WebKit chaos

Software using the popular browser engine WebKit to render web pages was temporarily vulnerable to a universal cross-site scripting attack (UXSS), Google’s Project Zero announced yesterday.

This was due to an issue with the way WebKit deletes cross-domain objects when a page is unloaded. The issue, which would have allowed an attacker to execute JavaScript from one domain to another, has since been patched.

An XML stylesheet and use of XSLT was allowing for a cross-site object to remain despite the deletion of the document which references it, Google said.

By using nested iframes and a form submission an attacker could execute JavaScript onto that cross-domain object by navigating to a JavaScript URL in order to trigger the UXSS.

“The problem is that by the time setDocument is called, newDocument might already have a reference to a Frame object, and if the method returns early, that reference will never get cleared by subsequent navigations,” Project Zero’s Sergei Glazunov wrote in a bug report.

“It's not possible to trigger document replacement inside setDocument via a regular navigation request or a JavaScript: URI load; however, an attacker can use an XSLT transformation for that.”

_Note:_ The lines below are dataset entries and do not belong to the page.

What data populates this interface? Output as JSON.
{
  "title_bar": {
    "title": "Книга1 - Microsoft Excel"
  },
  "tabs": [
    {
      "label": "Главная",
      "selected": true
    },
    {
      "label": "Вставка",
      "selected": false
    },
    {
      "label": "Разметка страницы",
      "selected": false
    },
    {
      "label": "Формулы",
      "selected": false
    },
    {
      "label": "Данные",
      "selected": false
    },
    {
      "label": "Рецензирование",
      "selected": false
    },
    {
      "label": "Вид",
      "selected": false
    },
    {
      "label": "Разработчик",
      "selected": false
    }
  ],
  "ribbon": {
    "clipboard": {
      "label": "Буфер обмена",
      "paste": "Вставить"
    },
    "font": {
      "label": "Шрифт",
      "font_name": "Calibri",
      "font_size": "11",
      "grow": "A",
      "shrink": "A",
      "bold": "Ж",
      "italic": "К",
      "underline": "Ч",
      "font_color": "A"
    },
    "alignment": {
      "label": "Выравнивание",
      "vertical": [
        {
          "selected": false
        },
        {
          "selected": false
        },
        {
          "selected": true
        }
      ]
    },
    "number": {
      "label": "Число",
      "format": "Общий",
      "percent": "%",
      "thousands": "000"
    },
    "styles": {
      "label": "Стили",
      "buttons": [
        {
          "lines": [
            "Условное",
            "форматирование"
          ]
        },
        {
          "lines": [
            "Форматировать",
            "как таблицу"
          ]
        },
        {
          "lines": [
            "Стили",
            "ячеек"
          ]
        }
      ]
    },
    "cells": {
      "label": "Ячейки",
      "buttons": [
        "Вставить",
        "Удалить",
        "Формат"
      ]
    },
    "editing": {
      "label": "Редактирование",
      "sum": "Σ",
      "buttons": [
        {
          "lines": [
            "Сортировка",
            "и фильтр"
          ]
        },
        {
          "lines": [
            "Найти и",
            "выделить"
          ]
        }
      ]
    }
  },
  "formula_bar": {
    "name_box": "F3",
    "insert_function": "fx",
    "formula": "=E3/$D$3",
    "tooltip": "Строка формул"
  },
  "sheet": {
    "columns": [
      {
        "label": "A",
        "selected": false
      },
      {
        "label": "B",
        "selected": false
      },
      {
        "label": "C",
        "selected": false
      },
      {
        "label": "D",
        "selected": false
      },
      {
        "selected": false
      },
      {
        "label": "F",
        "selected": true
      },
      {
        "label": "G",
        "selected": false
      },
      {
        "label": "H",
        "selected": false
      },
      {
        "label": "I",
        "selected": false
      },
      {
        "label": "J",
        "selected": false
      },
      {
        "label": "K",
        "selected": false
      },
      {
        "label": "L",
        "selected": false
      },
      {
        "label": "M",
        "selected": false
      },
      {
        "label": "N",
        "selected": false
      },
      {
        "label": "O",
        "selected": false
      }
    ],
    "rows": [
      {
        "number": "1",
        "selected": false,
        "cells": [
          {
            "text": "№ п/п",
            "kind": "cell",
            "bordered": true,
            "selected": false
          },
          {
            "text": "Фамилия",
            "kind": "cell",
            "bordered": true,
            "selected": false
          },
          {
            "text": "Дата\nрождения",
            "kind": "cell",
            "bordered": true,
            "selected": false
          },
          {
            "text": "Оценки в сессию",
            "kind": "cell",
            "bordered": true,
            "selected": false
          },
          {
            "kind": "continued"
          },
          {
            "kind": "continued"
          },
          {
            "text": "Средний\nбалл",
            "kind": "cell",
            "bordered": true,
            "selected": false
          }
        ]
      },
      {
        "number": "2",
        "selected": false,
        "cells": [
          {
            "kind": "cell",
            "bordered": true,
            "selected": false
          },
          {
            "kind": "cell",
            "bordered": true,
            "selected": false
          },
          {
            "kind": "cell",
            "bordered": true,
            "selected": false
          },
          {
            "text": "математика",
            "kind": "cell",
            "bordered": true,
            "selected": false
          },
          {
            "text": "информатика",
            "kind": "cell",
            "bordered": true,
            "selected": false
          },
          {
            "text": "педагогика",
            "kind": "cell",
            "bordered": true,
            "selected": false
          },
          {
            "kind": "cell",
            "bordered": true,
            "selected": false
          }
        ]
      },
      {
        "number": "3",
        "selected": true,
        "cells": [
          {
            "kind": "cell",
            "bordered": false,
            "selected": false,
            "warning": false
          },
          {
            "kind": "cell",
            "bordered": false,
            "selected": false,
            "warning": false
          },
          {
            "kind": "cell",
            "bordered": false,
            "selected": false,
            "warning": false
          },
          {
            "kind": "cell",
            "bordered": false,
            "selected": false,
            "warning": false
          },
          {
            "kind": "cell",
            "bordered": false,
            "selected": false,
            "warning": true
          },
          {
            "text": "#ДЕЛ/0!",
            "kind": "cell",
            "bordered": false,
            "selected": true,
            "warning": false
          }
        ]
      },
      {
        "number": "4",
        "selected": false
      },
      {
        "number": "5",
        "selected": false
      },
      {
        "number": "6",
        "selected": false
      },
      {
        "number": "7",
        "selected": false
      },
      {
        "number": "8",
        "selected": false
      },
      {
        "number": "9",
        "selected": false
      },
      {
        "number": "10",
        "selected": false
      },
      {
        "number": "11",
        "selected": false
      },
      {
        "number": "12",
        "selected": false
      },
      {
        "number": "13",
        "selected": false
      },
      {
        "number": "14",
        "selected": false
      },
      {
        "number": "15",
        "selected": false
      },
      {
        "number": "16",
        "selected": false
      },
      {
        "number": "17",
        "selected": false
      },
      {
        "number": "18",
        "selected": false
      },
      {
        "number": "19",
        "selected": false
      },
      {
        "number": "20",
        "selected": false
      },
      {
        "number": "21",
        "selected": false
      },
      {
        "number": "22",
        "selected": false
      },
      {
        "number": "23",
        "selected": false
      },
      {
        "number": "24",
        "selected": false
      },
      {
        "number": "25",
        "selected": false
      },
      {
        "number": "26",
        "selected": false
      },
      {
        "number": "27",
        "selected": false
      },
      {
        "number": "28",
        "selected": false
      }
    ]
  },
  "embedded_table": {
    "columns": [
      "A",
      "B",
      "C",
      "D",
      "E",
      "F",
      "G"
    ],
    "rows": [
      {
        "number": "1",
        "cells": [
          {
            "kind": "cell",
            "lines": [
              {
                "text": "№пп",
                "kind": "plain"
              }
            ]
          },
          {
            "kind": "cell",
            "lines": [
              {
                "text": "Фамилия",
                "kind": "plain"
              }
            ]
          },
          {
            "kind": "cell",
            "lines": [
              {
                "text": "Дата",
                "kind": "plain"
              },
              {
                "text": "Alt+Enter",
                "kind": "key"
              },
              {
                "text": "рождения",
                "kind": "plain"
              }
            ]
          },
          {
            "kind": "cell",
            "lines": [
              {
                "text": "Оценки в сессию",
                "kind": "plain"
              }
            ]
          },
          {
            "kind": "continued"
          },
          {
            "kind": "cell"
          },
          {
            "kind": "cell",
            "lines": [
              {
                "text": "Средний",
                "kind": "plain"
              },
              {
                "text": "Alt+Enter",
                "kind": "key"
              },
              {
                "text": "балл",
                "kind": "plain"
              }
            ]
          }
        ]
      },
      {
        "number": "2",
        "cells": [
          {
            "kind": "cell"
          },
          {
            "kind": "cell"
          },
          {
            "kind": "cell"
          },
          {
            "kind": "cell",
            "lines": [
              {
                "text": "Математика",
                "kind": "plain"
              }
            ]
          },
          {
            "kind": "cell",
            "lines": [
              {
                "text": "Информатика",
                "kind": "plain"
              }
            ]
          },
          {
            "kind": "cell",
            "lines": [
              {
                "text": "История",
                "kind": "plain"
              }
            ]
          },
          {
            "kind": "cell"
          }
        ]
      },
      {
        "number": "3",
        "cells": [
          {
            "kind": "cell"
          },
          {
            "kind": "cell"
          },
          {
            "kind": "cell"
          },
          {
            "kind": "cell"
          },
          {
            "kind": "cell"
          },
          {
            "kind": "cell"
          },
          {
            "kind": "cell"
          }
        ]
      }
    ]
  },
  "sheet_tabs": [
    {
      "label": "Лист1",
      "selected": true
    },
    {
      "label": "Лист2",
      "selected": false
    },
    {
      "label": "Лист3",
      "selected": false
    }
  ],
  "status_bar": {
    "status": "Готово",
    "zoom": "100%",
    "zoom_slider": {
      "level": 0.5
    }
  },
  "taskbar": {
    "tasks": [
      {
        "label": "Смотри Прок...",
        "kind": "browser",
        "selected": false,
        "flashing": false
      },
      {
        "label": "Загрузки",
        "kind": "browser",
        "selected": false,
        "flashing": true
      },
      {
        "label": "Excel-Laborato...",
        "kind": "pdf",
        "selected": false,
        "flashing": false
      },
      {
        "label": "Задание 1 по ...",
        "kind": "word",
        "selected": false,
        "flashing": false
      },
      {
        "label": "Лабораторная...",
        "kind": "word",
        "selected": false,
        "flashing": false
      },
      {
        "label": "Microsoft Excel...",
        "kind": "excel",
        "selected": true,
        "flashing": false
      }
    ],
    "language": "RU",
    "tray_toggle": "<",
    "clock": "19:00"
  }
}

WebKit is used in multiple operating systems, and is the default browser engine for Apple iOS. It helps run applications such as the Safari browser, Mail, and the Apple’s App Store.

The critical vulnerability was reported to Apple on June 4 – Google has a hardline 90-day patch deadline for vendors.